## Task objective
Whenever a line of the data below holds the string "Unlock", copy that line.

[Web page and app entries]
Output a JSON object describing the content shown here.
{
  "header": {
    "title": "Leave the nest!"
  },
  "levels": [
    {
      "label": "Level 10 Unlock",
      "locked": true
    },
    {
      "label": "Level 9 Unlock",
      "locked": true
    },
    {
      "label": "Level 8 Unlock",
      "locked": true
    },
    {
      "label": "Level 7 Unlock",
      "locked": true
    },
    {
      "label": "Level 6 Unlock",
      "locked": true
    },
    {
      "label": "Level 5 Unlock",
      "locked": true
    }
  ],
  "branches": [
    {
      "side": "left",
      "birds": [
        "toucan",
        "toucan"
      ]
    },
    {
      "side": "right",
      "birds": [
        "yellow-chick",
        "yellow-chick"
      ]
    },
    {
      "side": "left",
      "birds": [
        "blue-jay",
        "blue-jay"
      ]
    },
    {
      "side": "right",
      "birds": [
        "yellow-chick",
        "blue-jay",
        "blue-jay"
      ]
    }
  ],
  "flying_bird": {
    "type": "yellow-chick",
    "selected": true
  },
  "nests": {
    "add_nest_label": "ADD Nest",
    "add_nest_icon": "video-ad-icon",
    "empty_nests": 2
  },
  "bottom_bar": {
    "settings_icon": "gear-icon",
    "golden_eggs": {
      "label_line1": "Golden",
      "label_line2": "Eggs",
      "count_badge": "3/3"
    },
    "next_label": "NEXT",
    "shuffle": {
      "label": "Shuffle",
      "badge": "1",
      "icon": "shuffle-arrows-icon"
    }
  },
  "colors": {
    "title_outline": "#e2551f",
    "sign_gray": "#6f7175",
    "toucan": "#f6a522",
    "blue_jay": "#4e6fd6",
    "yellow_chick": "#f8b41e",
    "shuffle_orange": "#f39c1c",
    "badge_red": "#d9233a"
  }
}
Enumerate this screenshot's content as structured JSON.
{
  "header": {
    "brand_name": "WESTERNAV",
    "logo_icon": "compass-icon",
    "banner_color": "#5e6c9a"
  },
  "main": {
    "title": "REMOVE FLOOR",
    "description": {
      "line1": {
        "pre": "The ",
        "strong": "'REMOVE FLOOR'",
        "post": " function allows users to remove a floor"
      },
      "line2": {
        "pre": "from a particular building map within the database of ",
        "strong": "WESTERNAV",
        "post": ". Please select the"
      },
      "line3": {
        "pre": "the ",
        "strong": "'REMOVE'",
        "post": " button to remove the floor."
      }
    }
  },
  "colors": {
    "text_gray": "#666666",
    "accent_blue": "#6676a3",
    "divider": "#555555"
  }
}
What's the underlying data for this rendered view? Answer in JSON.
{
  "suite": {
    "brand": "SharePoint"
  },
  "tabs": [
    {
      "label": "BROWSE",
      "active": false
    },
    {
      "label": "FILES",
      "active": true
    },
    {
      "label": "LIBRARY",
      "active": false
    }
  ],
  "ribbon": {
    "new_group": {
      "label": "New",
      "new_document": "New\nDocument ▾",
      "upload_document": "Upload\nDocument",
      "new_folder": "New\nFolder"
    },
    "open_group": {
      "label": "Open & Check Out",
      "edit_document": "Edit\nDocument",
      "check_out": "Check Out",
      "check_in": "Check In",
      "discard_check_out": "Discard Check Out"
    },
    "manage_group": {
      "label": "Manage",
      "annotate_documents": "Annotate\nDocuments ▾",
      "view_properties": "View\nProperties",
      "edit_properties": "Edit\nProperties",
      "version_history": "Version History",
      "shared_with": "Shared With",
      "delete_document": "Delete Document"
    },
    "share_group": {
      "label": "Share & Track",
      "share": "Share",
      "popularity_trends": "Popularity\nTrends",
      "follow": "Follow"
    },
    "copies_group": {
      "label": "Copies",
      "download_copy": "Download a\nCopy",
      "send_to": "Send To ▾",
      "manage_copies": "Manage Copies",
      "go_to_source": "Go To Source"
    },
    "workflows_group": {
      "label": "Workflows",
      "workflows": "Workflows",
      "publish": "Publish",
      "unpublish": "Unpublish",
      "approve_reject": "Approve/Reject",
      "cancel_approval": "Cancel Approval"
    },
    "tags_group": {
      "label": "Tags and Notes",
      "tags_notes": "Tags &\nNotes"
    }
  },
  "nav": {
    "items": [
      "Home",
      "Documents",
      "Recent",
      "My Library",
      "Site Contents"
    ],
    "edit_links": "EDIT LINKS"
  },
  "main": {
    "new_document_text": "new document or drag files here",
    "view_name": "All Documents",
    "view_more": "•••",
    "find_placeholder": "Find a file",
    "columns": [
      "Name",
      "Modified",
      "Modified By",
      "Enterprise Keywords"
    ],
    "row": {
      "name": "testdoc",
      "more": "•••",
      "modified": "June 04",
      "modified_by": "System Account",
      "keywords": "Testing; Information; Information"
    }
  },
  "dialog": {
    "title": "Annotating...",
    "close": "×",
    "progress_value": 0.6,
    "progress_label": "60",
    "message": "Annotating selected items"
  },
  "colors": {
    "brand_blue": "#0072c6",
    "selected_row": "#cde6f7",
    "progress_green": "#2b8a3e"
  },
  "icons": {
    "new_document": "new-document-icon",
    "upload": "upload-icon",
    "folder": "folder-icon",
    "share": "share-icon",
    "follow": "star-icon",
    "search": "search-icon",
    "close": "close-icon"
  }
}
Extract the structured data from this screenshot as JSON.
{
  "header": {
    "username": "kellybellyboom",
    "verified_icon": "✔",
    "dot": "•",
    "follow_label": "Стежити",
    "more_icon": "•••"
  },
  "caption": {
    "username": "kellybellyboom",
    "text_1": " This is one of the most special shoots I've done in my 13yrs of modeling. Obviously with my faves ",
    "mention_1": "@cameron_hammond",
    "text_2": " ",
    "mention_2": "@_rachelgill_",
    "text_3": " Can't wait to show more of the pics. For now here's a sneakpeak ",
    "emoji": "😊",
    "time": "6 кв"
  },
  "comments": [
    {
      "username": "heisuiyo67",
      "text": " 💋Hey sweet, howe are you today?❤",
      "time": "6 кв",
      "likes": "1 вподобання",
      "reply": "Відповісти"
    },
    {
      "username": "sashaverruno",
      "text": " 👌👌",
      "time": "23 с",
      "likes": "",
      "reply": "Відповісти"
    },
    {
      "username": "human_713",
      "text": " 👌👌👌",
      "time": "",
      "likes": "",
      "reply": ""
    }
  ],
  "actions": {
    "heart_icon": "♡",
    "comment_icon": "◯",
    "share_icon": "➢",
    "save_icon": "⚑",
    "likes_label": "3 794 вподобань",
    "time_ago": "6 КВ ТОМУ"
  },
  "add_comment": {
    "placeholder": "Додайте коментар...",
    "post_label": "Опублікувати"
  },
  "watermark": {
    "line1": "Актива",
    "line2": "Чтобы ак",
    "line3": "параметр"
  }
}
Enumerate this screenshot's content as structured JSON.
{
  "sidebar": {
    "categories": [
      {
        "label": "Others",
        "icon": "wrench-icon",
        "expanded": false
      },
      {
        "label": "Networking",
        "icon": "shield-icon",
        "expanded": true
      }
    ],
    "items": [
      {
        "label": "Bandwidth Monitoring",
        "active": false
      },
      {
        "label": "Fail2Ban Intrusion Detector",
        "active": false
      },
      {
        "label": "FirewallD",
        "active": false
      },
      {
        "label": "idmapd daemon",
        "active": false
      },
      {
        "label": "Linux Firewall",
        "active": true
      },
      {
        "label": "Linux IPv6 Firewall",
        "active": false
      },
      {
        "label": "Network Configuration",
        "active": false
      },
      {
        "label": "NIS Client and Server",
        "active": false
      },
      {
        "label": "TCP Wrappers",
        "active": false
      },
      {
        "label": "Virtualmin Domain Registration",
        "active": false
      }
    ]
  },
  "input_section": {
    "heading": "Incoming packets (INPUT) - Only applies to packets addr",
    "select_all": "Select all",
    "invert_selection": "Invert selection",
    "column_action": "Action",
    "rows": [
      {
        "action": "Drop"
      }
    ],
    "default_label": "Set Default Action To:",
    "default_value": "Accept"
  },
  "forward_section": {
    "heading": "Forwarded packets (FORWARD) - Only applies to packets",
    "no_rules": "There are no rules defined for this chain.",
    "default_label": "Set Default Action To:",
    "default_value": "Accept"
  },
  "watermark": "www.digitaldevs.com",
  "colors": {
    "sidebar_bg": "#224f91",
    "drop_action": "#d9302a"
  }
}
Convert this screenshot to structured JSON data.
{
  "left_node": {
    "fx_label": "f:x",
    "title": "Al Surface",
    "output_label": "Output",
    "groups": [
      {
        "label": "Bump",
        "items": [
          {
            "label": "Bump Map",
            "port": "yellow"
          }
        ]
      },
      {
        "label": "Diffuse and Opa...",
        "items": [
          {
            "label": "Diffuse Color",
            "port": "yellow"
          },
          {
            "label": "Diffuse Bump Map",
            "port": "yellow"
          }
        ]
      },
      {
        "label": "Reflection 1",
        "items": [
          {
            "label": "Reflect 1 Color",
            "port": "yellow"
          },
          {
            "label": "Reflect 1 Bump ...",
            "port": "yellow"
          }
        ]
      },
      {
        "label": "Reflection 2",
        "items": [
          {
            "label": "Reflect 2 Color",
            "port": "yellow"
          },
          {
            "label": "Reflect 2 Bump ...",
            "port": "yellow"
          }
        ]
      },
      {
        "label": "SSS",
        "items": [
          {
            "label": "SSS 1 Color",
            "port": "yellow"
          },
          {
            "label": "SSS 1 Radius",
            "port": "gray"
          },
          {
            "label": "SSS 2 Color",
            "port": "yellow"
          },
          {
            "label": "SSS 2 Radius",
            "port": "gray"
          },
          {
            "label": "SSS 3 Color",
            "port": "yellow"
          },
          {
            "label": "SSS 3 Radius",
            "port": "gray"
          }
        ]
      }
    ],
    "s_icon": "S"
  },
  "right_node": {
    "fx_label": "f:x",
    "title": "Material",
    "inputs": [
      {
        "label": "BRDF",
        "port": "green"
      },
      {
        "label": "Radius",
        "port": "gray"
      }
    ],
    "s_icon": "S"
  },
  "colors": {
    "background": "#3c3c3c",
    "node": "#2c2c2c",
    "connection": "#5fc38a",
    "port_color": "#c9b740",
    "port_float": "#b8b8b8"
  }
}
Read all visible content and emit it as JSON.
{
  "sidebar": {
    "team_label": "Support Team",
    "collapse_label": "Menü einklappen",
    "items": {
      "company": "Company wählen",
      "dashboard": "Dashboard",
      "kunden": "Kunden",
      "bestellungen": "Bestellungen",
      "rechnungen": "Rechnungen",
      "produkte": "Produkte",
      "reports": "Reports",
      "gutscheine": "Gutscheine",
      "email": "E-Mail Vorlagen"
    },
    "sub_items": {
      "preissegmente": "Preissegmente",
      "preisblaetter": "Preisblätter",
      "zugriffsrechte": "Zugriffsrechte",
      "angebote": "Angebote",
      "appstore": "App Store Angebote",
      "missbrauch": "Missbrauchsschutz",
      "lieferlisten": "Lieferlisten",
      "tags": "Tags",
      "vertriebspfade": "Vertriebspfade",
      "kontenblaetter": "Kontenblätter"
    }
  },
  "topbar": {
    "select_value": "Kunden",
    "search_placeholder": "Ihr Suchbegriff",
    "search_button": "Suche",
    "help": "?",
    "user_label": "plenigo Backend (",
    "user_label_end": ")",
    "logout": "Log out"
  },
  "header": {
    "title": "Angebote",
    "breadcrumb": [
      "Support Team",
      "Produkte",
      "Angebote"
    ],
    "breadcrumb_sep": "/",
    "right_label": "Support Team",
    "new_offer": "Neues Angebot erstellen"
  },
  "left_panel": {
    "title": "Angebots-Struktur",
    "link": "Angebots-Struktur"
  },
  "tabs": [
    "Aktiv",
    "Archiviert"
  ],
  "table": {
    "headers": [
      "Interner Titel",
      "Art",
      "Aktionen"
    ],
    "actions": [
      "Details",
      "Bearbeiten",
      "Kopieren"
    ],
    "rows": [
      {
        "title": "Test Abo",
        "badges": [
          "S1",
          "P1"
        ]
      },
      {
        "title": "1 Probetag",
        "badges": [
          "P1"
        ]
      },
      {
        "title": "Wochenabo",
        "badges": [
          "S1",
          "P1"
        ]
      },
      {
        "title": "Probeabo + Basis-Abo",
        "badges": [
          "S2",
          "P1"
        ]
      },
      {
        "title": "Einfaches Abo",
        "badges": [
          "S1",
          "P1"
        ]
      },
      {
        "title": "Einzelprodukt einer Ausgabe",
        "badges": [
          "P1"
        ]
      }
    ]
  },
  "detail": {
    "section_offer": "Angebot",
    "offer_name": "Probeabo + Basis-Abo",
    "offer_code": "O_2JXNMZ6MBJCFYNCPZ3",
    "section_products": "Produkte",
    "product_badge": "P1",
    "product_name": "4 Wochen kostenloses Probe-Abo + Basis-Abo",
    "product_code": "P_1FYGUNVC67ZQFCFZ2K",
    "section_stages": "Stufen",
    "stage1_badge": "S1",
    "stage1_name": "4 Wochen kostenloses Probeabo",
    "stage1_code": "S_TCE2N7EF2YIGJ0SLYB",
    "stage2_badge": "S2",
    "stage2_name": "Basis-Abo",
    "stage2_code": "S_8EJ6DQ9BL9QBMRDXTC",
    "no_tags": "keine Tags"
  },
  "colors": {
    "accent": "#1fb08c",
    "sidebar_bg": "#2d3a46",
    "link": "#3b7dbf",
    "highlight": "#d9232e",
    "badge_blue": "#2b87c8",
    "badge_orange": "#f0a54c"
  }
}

## Answer below
      "label": "Level 10 Unlock",
      "label": "Level 9 Unlock",
      "label": "Level 8 Unlock",
      "label": "Level 7 Unlock",
      "label": "Level 6 Unlock",
      "label": "Level 5 Unlock",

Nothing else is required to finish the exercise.